Assignment –
The records below are to be reproduced word for word.

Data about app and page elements

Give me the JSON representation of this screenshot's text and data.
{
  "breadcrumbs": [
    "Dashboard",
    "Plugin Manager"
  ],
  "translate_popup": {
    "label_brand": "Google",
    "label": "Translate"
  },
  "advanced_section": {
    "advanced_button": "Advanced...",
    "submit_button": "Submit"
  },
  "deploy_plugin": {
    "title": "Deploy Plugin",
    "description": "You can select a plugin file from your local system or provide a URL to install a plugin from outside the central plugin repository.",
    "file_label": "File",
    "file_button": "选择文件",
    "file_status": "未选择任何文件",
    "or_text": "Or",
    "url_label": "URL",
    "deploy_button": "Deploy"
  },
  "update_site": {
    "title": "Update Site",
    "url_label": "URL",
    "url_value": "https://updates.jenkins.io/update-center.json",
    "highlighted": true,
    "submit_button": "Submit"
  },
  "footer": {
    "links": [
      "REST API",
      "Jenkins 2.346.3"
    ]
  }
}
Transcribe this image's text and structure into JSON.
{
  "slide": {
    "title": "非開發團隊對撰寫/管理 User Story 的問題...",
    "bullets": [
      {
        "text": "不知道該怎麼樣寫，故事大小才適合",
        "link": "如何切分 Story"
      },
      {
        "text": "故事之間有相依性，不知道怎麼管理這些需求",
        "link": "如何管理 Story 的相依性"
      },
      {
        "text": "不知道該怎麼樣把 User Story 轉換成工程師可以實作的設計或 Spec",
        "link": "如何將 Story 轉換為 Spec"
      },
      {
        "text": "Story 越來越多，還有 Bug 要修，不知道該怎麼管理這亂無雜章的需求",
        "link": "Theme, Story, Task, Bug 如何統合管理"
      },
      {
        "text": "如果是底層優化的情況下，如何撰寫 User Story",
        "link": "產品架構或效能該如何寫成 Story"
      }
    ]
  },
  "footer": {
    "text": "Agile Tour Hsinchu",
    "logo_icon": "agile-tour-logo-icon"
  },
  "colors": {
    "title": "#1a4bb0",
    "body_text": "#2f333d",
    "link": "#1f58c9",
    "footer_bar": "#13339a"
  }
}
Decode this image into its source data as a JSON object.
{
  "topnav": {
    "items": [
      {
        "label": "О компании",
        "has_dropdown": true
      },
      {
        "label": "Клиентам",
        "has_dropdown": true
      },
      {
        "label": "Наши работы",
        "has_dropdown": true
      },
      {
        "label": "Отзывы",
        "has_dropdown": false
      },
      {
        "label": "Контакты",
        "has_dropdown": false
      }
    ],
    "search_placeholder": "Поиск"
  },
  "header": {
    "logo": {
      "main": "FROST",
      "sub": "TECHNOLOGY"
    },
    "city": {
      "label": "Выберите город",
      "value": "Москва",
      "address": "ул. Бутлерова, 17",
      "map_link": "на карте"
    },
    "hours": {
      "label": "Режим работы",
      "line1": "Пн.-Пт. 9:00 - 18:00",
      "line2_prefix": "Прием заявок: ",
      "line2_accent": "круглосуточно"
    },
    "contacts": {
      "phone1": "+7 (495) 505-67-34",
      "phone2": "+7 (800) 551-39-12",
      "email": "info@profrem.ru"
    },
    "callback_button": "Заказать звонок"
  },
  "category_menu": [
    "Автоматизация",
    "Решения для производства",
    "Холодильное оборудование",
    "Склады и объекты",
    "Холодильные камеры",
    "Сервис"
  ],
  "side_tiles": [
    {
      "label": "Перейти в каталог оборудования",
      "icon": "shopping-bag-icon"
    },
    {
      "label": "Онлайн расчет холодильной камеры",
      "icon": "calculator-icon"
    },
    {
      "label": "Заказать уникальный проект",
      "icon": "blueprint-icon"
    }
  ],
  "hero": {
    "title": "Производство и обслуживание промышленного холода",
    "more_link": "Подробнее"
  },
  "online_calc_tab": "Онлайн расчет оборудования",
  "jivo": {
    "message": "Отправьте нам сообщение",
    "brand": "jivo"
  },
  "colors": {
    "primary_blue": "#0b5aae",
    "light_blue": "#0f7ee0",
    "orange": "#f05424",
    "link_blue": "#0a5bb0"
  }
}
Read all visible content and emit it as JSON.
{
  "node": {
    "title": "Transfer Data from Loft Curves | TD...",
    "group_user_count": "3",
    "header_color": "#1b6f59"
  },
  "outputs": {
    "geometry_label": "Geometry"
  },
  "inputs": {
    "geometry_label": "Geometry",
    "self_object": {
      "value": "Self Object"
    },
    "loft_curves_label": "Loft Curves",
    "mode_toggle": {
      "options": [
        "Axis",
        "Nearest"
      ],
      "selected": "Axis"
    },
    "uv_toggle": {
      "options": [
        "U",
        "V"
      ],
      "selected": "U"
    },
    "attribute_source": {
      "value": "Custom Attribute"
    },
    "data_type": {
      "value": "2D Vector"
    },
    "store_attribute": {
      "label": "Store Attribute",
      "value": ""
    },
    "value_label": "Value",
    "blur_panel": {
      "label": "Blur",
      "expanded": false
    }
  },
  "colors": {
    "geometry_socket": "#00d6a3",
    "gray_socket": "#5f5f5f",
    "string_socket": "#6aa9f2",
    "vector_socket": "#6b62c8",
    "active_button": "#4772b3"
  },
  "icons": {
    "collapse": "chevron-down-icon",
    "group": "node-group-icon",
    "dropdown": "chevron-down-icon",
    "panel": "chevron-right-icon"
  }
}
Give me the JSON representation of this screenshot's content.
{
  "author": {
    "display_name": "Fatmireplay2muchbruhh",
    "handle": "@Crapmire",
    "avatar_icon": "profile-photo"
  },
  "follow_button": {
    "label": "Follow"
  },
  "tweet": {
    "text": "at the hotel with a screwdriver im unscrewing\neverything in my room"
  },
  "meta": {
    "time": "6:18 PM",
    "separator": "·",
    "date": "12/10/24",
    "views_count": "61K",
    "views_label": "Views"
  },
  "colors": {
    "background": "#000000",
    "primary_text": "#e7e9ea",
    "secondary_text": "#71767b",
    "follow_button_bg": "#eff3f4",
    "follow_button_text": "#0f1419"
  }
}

Written answer –
Give me the JSON representation of this screenshot's text and data.
{
  "breadcrumbs": [
    "Dashboard",
    "Plugin Manager"
  ],
  "translate_popup": {
    "label_brand": "Google",
    "label": "Translate"
  },
  "advanced_section": {
    "advanced_button": "Advanced...",
    "submit_button": "Submit"
  },
  "deploy_plugin": {
    "title": "Deploy Plugin",
    "description": "You can select a plugin file from your local system or provide a URL to install a plugin from outside the central plugin repository.",
    "file_label": "File",
    "file_button": "选择文件",
    "file_status": "未选择任何文件",
    "or_text": "Or",
    "url_label": "URL",
    "deploy_button": "Deploy"
  },
  "update_site": {
    "title": "Update Site",
    "url_label": "URL",
    "url_value": "https://updates.jenkins.io/update-center.json",
    "highlighted": true,
    "submit_button": "Submit"
  },
  "footer": {
    "links": [
      "REST API",
      "Jenkins 2.346.3"
    ]
  }
}
Transcribe this image's text and structure into JSON.
{
  "slide": {
    "title": "非開發團隊對撰寫/管理 User Story 的問題...",
    "bullets": [
      {
        "text": "不知道該怎麼樣寫，故事大小才適合",
        "link": "如何切分 Story"
      },
      {
        "text": "故事之間有相依性，不知道怎麼管理這些需求",
        "link": "如何管理 Story 的相依性"
      },
      {
        "text": "不知道該怎麼樣把 User Story 轉換成工程師可以實作的設計或 Spec",
        "link": "如何將 Story 轉換為 Spec"
      },
      {
        "text": "Story 越來越多，還有 Bug 要修，不知道該怎麼管理這亂無雜章的需求",
        "link": "Theme, Story, Task, Bug 如何統合管理"
      },
      {
        "text": "如果是底層優化的情況下，如何撰寫 User Story",
        "link": "產品架構或效能該如何寫成 Story"
      }
    ]
  },
  "footer": {
    "text": "Agile Tour Hsinchu",
    "logo_icon": "agile-tour-logo-icon"
  },
  "colors": {
    "title": "#1a4bb0",
    "body_text": "#2f333d",
    "link": "#1f58c9",
    "footer_bar": "#13339a"
  }
}
Decode this image into its source data as a JSON object.
{
  "topnav": {
    "items": [
      {
        "label": "О компании",
        "has_dropdown": true
      },
      {
        "label": "Клиентам",
        "has_dropdown": true
      },
      {
        "label": "Наши работы",
        "has_dropdown": true
      },
      {
        "label": "Отзывы",
        "has_dropdown": false
      },
      {
        "label": "Контакты",
        "has_dropdown": false
      }
    ],
    "search_placeholder": "Поиск"
  },
  "header": {
    "logo": {
      "main": "FROST",
      "sub": "TECHNOLOGY"
    },
    "city": {
      "label": "Выберите город",
      "value": "Москва",
      "address": "ул. Бутлерова, 17",
      "map_link": "на карте"
    },
    "hours": {
      "label": "Режим работы",
      "line1": "Пн.-Пт. 9:00 - 18:00",
      "line2_prefix": "Прием заявок: ",
      "line2_accent": "круглосуточно"
    },
    "contacts": {
      "phone1": "+7 (495) 505-67-34",
      "phone2": "+7 (800) 551-39-12",
      "email": "info@profrem.ru"
    },
    "callback_button": "Заказать звонок"
  },
  "category_menu": [
    "Автоматизация",
    "Решения для производства",
    "Холодильное оборудование",
    "Склады и объекты",
    "Холодильные камеры",
    "Сервис"
  ],
  "side_tiles": [
    {
      "label": "Перейти в каталог оборудования",
      "icon": "shopping-bag-icon"
    },
    {
      "label": "Онлайн расчет холодильной камеры",
      "icon": "calculator-icon"
    },
    {
      "label": "Заказать уникальный проект",
      "icon": "blueprint-icon"
    }
  ],
  "hero": {
    "title": "Производство и обслуживание промышленного холода",
    "more_link": "Подробнее"
  },
  "online_calc_tab": "Онлайн расчет оборудования",
  "jivo": {
    "message": "Отправьте нам сообщение",
    "brand": "jivo"
  },
  "colors": {
    "primary_blue": "#0b5aae",
    "light_blue": "#0f7ee0",
    "orange": "#f05424",
    "link_blue": "#0a5bb0"
  }
}
Read all visible content and emit it as JSON.
{
  "node": {
    "title": "Transfer Data from Loft Curves | TD...",
    "group_user_count": "3",
    "header_color": "#1b6f59"
  },
  "outputs": {
    "geometry_label": "Geometry"
  },
  "inputs": {
    "geometry_label": "Geometry",
    "self_object": {
      "value": "Self Object"
    },
    "loft_curves_label": "Loft Curves",
    "mode_toggle": {
      "options": [
        "Axis",
        "Nearest"
      ],
      "selected": "Axis"
    },
    "uv_toggle": {
      "options": [
        "U",
        "V"
      ],
      "selected": "U"
    },
    "attribute_source": {
      "value": "Custom Attribute"
    },
    "data_type": {
      "value": "2D Vector"
    },
    "store_attribute": {
      "label": "Store Attribute",
      "value": ""
    },
    "value_label": "Value",
    "blur_panel": {
      "label": "Blur",
      "expanded": false
    }
  },
  "colors": {
    "geometry_socket": "#00d6a3",
    "gray_socket": "#5f5f5f",
    "string_socket": "#6aa9f2",
    "vector_socket": "#6b62c8",
    "active_button": "#4772b3"
  },
  "icons": {
    "collapse": "chevron-down-icon",
    "group": "node-group-icon",
    "dropdown": "chevron-down-icon",
    "panel": "chevron-right-icon"
  }
}
Give me the JSON representation of this screenshot's content.
{
  "author": {
    "display_name": "Fatmireplay2muchbruhh",
    "handle": "@Crapmire",
    "avatar_icon": "profile-photo"
  },
  "follow_button": {
    "label": "Follow"
  },
  "tweet": {
    "text": "at the hotel with a screwdriver im unscrewing\neverything in my room"
  },
  "meta": {
    "time": "6:18 PM",
    "separator": "·",
    "date": "12/10/24",
    "views_count": "61K",
    "views_label": "Views"
  },
  "colors": {
    "background": "#000000",
    "primary_text": "#e7e9ea",
    "secondary_text": "#71767b",
    "follow_button_bg": "#eff3f4",
    "follow_button_text": "#0f1419"
  }
}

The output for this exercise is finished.